 * This code is for Internal Salesforce use only, and subject to change without notice.
 * Customers shouldn't reference this file in any web pages.

Well, that’s no fun! But rules were meant to be broken right…..right? Ya! We are hardcore rule breaking developers! In fact I’ve got some NWA and Wu Tang Clan playing right now… at the same time! Let’s be safe about our rule breaking though, and seriously, this could break at anytime so proceed at your own risk.

First we need to have some default date/time formatting should our call to the DateUtil method encounter any issues. Let’s revisit the original example with some slight modifications.

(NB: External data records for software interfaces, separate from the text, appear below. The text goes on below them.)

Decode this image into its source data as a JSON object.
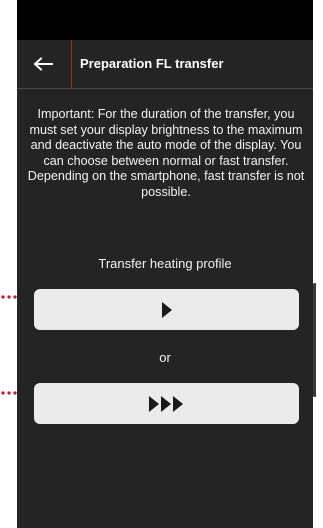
{
  "header": {
    "title": "Preparation FL transfer"
  },
  "info": {
    "text": "Important: For the duration of the transfer, you must set your display brightness to the maximum and deactivate the auto mode of the display. You can choose between normal or fast transfer. Depending on the smartphone, fast transfer is not possible."
  },
  "transfer": {
    "label": "Transfer heating profile",
    "or_label": "or"
  },
  "icons": {
    "back": "arrow-left-icon",
    "normal": "play-icon",
    "fast": "fast-forward-icon"
  },
  "colors": {
    "background": "#242424",
    "status_bar": "#000000",
    "accent_divider": "#9b2a2a",
    "button": "#ebebeb",
    "callout": "#c8102e"
  }
}
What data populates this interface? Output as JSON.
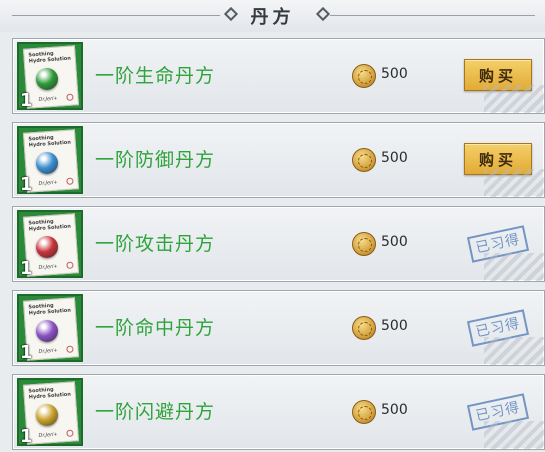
{
  "header": {
    "title": "丹方"
  },
  "recipes": [
    {
      "level": "1",
      "name": "一阶生命丹方",
      "price": "500",
      "status": "buy",
      "action_label": "购买",
      "pill_color": "#2f9a3a",
      "paper_text": [
        "Soothing",
        "Hydro Solution"
      ],
      "paper_signature": "Dr.Jeri+"
    },
    {
      "level": "1",
      "name": "一阶防御丹方",
      "price": "500",
      "status": "buy",
      "action_label": "购买",
      "pill_color": "#3b8fd1",
      "paper_text": [
        "Soothing",
        "Hydro Solution"
      ],
      "paper_signature": "Dr.Jeri+"
    },
    {
      "level": "1",
      "name": "一阶攻击丹方",
      "price": "500",
      "status": "learned",
      "action_label": "已习得",
      "pill_color": "#c8343c",
      "paper_text": [
        "Soothing",
        "Hydro Solution"
      ],
      "paper_signature": "Dr.Jeri+"
    },
    {
      "level": "1",
      "name": "一阶命中丹方",
      "price": "500",
      "status": "learned",
      "action_label": "已习得",
      "pill_color": "#8a52c4",
      "paper_text": [
        "Soothing",
        "Hydro Solution"
      ],
      "paper_signature": "Dr.Jeri+"
    },
    {
      "level": "1",
      "name": "一阶闪避丹方",
      "price": "500",
      "status": "learned",
      "action_label": "已习得",
      "pill_color": "#c9a22c",
      "paper_text": [
        "Soothing",
        "Hydro Solution"
      ],
      "paper_signature": "Dr.Jeri+"
    }
  ],
  "colors": {
    "name_text": "#2fa33c",
    "buy_button": "#e8b84a",
    "learned_stamp": "#5f86bd"
  }
}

Make note of the comments in the code.

sObject.query('select Id, Name, CreatedDate from Account limit 1',function(result,event){
    //Convert CreatedDate to a JavaScript date oject
    var d = new Date(result[0].CreatedDate);
    //Remove first 4 characters (day), the seconds and the GMT offset
    var dateString = d.toString();
    dateString = dateString.substring(4,dateString.lastIndexOf(':'));
    //Attempt to format datetime using sfdc DateUtil method
        dateString = DateUtil.getDateTimeStringFromUserLocale(d);
        //Fail silently or alert devs DateUtil method is no longer working
    //Output the formatted date string

The result will be the following output:

2/27/2013 9:08 PM //If DateUtil method was success
Feb 27 2013 21:08 //DateUtil failed and we used default formatting


There is one last issue that may creep up. If your Visualforce page has the showHeader attribute set to false these JavaScript files will not be loaded into the page. The easy fix is to simply include a Visualforce inputField component that is bound to a Date or DateTime field in and hide it. This will load the date formatting JavaScript files. Like so:

<div style="display:none;">
    <apex:inputField value="{!opp.CloseDate}"/>

Hope this was helpful and stay tuned for more client side JavaScript related blog posts.